Even in some of the complaints I?ve read, people don?t say they?ll stop shopping at the company. The phrases usually say something like ?I?ll only shop in-store from now on!? or ?This happens every time I order from you; you always use LaserShip!? The ongoing narrative isn?t that people are unsubscribing or no longer consuming from that company, they are either going to opt for a different shipping standard or just only shop in-store. In other words, not much harm is done to the company in question.
It takes a lot to create a significant change in how a company conducts business, and threatening to cut off service isn?t one of them. Especially if it is not even done on a massive scale.

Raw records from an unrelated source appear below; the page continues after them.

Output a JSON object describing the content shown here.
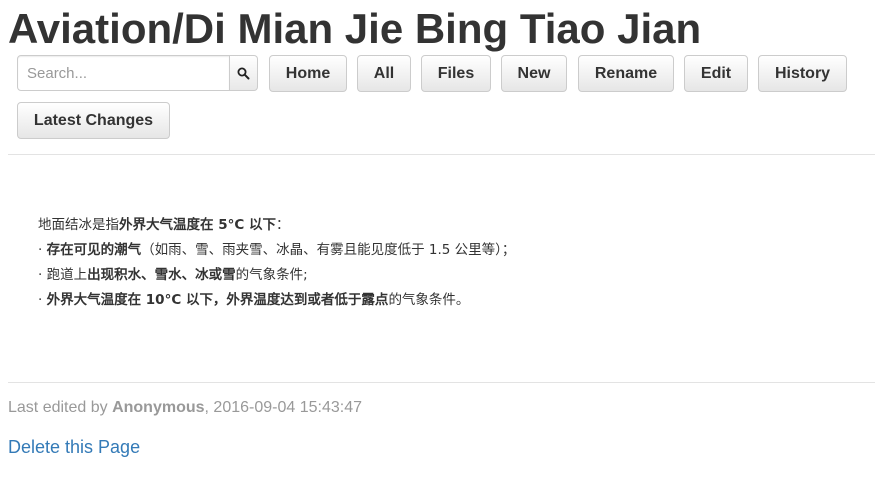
{
  "page": {
    "title": "Aviation/Di Mian Jie Bing Tiao Jian"
  },
  "toolbar": {
    "search_placeholder": "Search...",
    "search_icon": "magnifier-icon",
    "buttons": {
      "home": "Home",
      "all": "All",
      "files": "Files",
      "new": "New",
      "rename": "Rename",
      "edit": "Edit",
      "history": "History",
      "latest_changes": "Latest Changes"
    }
  },
  "content": {
    "intro": {
      "a": "地面结冰是指",
      "b": "外界大气温度在 5°C 以下",
      "c": "："
    },
    "items": [
      {
        "bullet": "· ",
        "pre": "",
        "bold": "存在可见的潮气",
        "post": "（如雨、雪、雨夹雪、冰晶、有雾且能见度低于 1.5 公里等）；"
      },
      {
        "bullet": "· ",
        "pre": "跑道上",
        "bold": "出现积水、雪水、冰或雪",
        "post": "的气象条件;"
      },
      {
        "bullet": "· ",
        "pre": "",
        "bold": "外界大气温度在 10°C 以下，外界温度达到或者低于露点",
        "post": "的气象条件。"
      }
    ]
  },
  "footer": {
    "edited_prefix": "Last edited by ",
    "author": "Anonymous",
    "timestamp": ", 2016-09-04 15:43:47",
    "delete_link": "Delete this Page"
  },
  "colors": {
    "text": "#333333",
    "muted": "#999999",
    "link": "#337ab7",
    "border": "#cccccc"
  }
}
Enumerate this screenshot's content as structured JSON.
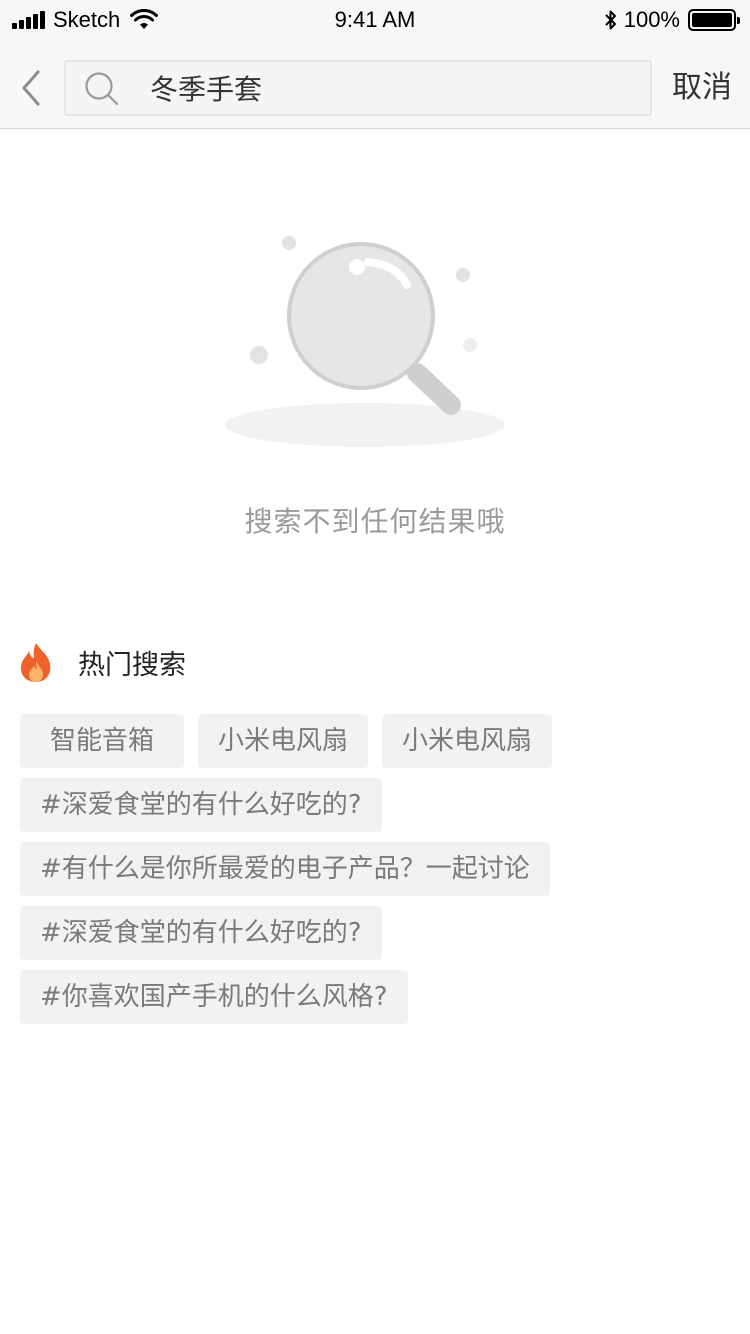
{
  "status_bar": {
    "carrier": "Sketch",
    "time": "9:41 AM",
    "battery": "100%"
  },
  "nav": {
    "search_value": "冬季手套",
    "cancel_label": "取消"
  },
  "empty_state": {
    "message": "搜索不到任何结果哦"
  },
  "hot_search": {
    "title": "热门搜索",
    "tags": [
      "智能音箱",
      "小米电风扇",
      "小米电风扇",
      "#深爱食堂的有什么好吃的?",
      "#有什么是你所最爱的电子产品？一起讨论",
      "#深爱食堂的有什么好吃的?",
      "#你喜欢国产手机的什么风格?"
    ]
  },
  "colors": {
    "accent_fire": "#f0622b",
    "tag_bg": "#f2f2f2",
    "empty_text": "#9a9a9a"
  }
}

LaserShip doesn?t escape all of the blame, but it does seem odd that a company is expected to handle some of the most difficult aspects of delivery while simultaneously being the least capable. As stated in this article, realistically no one can keep up with the demands of Amazon, and the expectations that Amazon has created in its customers.
On any given day, LaserShip will mess up just a little. However, now that the holiday season is upon us, these folks are getting worked to the max. Even more established companies like FedEx and UPS struggle to get orders through to customers on time during the holiday season, so I can?t imagine the hustle and bustle going on with LaserShip carriers and the facilities.
LaserShip has been seemingly making more efforts to combat their issues such as updating their mapping system and requiring carriers to take photos of their deliveries (though I assume this photo would go to the Lasership facility, as I have yet to encounter one with a confirmation of delivery). We can only hope things can get better for this company that has barely pulled off a C- rating with the Better Busines Bureau.
Merry Christmas to all, and to all hopefully undamaged items!